According to Forrester Research Analyst Paul Stamp, that may not necessarily be the right approach.
Speaking on a panel at the Interop conference, Stamp said IT needs to address risks from the top down, first identifying the top five scenarios of how someone could "mess you up." Only after that can IT security techniques be employed.
There is a lot of noise in the security space about new technologies, he said, and we're in a period of digestion where enterprises are trying to make sense of what's out there already.
Enterprises are headed toward more mobility and collaboration technologies, he continued, and they will deploy them first before considering how to secure them. They'll also take a look at virtuatlization first.
Shane Coursen, a virus researcher at Kaspersky Labs, told the audience that he noticed a lot of malware doesn't work well on VMware, if at all.
"I don't know if VMware malware will take off," Coursen said. "We need to look at it from the point of view of the advantages of virtualization, and figure out how the bad guys will twist advantages to their advantage."
Stamp said there's an even bigger issue to deal with in terms of virtualization security. Simply focusing on the vulnerabilities associated with the underlying platform on which a virtual machine exists isn't the whole problem. Enterprises have to manage the way a virtual machine gets configured and reconfigured over time.

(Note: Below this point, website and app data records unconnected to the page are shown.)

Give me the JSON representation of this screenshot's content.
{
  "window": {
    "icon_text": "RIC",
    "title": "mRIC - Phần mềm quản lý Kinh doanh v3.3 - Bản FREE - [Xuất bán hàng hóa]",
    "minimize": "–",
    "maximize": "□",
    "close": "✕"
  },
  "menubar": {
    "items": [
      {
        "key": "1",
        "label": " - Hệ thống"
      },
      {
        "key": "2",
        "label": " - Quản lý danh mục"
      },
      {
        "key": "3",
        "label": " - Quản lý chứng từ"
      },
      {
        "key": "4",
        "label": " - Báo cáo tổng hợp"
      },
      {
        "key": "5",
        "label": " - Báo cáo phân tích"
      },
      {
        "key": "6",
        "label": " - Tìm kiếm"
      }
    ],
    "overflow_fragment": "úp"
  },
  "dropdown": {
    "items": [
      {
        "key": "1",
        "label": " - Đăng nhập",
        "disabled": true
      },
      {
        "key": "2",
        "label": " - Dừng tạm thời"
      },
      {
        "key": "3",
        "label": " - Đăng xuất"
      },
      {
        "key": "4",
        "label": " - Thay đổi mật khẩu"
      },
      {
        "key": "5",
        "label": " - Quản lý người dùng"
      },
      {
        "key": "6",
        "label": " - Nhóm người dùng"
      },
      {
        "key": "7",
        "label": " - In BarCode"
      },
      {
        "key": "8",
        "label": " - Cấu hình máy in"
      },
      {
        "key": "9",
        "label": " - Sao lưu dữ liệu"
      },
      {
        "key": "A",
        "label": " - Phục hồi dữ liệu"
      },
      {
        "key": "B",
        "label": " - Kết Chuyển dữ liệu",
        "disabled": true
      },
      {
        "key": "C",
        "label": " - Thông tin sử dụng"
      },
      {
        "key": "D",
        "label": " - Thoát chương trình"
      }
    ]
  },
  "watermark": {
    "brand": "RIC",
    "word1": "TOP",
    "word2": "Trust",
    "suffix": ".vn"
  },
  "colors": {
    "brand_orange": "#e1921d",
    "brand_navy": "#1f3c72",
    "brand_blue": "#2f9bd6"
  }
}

Speaking of dealing with security in a holistic way, an emerging trend in IT security has been all-in-one security tools that combine anti-spam, antivirus and system health capabilities, for example. It's a trend that, according to the Interop security panel, isn't necessarily in the best interest of users.
"When you rely on one application to cover every type of security issue, it's generally not a good idea," Coursen said. "If one vulnerability is discovered in the product, you're in trouble. I'm a big proponent of multiple tools from multiple vendors."
Relying solely on one type of approach, whether it's signature files or whitelist approach, isn't the right idea, either. Gary Leibowitz, general manger of Panda Security, said that the signature-based approach doesn't work because it can't keep up with emerging threats. That said, signature files have their place.
"It's like thieves in the city; if you have a list, then why not use it," Leibowitz said. "It's a good approach, but what we're afraid of is the quantities and tactics means we need better mechanisms to identify threats and rapidly deploy updates."
The whitelist approach means that nothing will run unless it's explicitly allowed. Leibowitz argued that whitelists are a business disabler.
For Forrester Research Analyst Stamp, a discussion on the technology tools needed to protect IT is not the level that needs the enterprise's attention.
"I've seen people spend money on tools and yet do not have a configuration management function in place," Stamp said. "The change is in the way we use information, we need to put in place tools to protect information as it moves in ways it hasn't before."
Unfortunately, he doesn't expect any dramatic change in the threat landscape moving forward.
"We're talking about staying one step ahead of the bad guy here when, in reality, we're actually one step behind the business. In order for us to start attacking data security more closely, we have to get better visibility into what the business does with data."